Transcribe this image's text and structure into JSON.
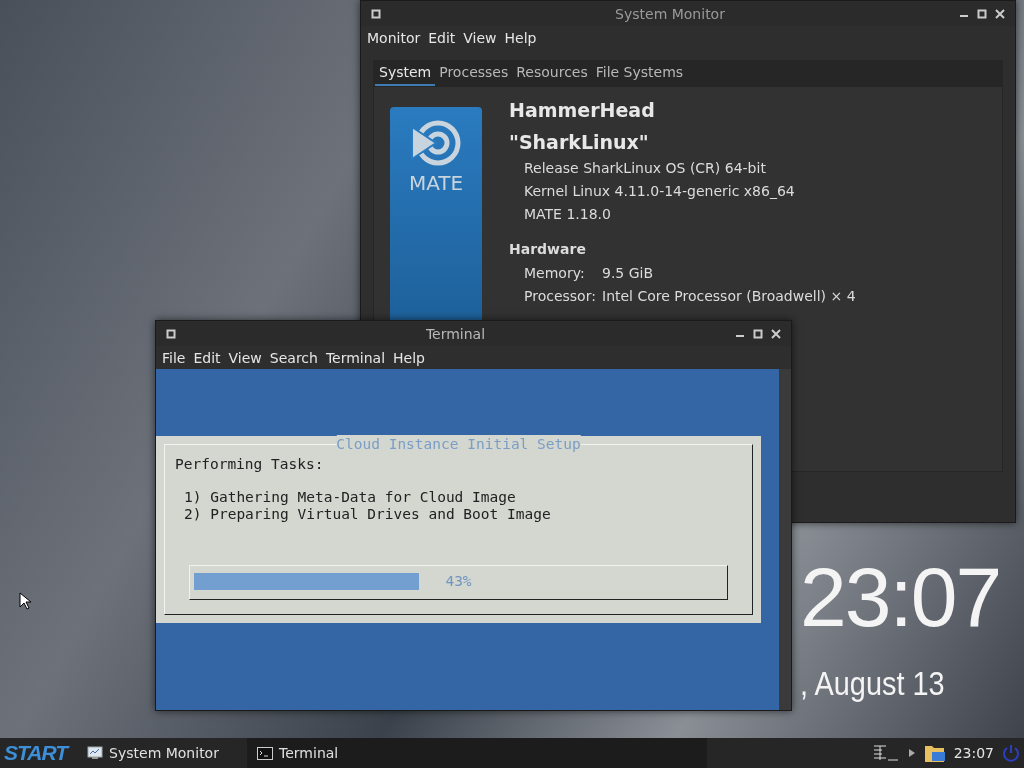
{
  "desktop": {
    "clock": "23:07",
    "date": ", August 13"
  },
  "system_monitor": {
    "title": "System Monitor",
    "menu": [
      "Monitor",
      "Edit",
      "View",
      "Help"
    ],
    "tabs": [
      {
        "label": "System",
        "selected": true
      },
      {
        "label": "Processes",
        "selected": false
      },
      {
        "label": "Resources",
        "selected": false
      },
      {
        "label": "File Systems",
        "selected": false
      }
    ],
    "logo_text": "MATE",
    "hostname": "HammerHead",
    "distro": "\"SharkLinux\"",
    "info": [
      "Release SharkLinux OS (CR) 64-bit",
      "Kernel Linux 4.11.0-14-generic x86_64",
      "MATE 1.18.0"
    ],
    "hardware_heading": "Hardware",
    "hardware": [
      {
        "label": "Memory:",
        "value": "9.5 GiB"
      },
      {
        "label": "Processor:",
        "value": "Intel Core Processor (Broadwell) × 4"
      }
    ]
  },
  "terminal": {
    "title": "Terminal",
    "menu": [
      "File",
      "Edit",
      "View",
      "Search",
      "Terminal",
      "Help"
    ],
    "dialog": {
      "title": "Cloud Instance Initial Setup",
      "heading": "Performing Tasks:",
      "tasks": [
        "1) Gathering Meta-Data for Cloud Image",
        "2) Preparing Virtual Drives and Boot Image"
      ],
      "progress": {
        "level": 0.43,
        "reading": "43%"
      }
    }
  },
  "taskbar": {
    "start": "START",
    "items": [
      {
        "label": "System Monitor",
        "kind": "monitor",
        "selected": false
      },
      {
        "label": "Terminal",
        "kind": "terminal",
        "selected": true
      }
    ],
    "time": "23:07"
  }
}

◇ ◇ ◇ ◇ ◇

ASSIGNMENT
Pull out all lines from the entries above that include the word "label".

EXERCISE SOLUTION
        "label": "System",
        "label": "Processes",
        "label": "Resources",
        "label": "File Systems",
        "label": "Memory:",
        "label": "Processor:",
        "label": "System Monitor",
        "label": "Terminal",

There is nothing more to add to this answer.